A spouse receives one-half of the retired worker’s full benefit unless the spouse begins collecting benefits before full retirement age. If the spouse begins collecting benefits before full retirement age, the amount of the spouse’s benefit is reduced by a percentage based on the number of months before he/she reaches full retirement age.

For example, based on the full retirement age of 66, if a spouse begins collecting benefits:

  • At age 65, the benefit amount would be about 46 percent of the retired worker’s full benefit
  • At age 64, it would be about 42 percent
  • At age 63, 37.5 percent
  • At age 62, 35 percent

However, if a spouse is taking care of a child who is either under age 16 or disabled and receives Social Security benefits, a spouse will get full benefits, regardless of age.

If you are eligible for both your own retirement benefit and for benefits as a spouse, the Administration will always pay you benefits based on your record first. If your benefit as a spouse is higher than your retirement benefit, you will receive a combination of benefits equaling the higher spouse’s benefits.

You can apply for Social Security retirement benefits when you are at least 61 years and 9 months of age and want your benefits to start in the next three months. Even if you are not ready to retire, you still should sign up for Medicare three months before your 65th birthday.

The Social Security number followed by one of these codes is often referred to as a claim number. The Administration assigns these codes once you apply for benefits. These letter codes may appear on correspondence you receive from Social Security or on your Medicare card. They will never appear on a Social Security card.

For example, if the wage earner applying for benefits and your number is 123-45-6789, then your claim number is 123-45-6789A. This number will also be used as your Medicare claim number, once you are eligible for Medicare.

MedicareChart

NOTE: This list is not complete, but shows the most common beneficiary codes.

Report the death by calling toll free, 1-800-772-1213 (TTY 1-800-325-0778), 7 a.m. to 7 p.m., Monday through Friday. Please have the deceased person’s Social Security number when you call.

In addition to reporting the death to Social Security, you should:

  • Notify the bank or other financial institution of the beneficiary’s death.
  • Request the bank or other financial institution return any funds received for the month of death or thereafter.

*Do not cash any checks received for the month in which the beneficiary died or any checks received thereafter. Return any un-cashed checks to your local field office.

If your pension is from work where you paid Social Security taxes, it will not affect the amount of your Social Security benefit. However, if any part of your pension is from work where you did not pay Social Security taxes, it could affect the amount of your Social Security benefit.

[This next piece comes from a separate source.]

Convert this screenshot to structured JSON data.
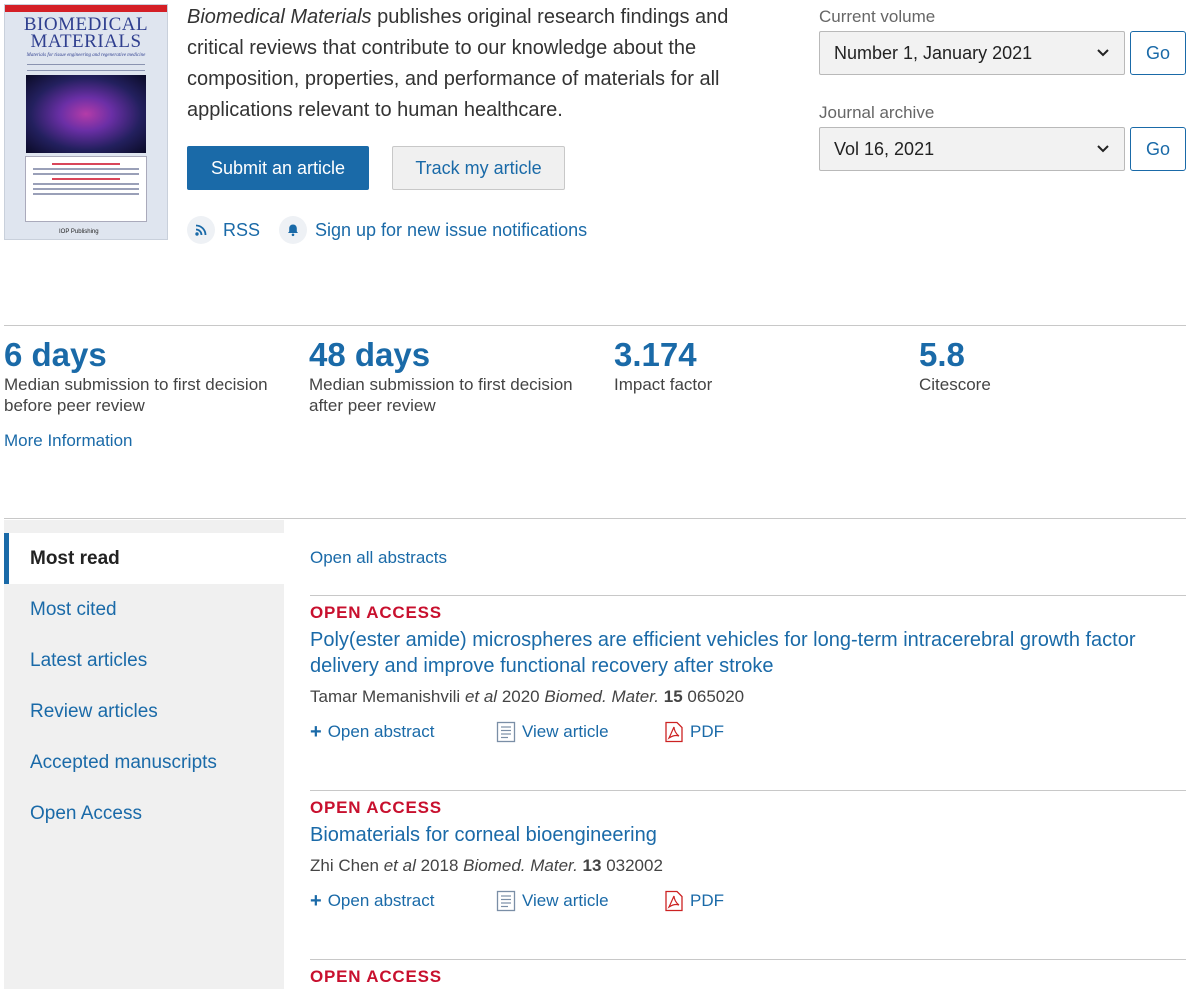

A pension based on work that is not covered by Social Security (for example, Federal civil service and some State or local government agencies, such as police officers and some teachers) may cause the amount of your Social Security benefit to be reduced. Your benefit can be reduced based on one of two provisions:

  • The first provision, called Government Pension Offset (GPO), applies only if you receive a government pension not covered by Social Security and are eligible for Social Security benefits as a spouse or widow(er). Under this provision, the Administration may reduce your Social Security benefit as a spouse or widow(er). See our GPO page for more information; and
  • The second provision, called the Windfall Elimination Provision (WEP), affects how the Administration calculates your Social Security retirement or disability benefits if you receive a pension from work not covered by Social Security. See ourWEP page for more information.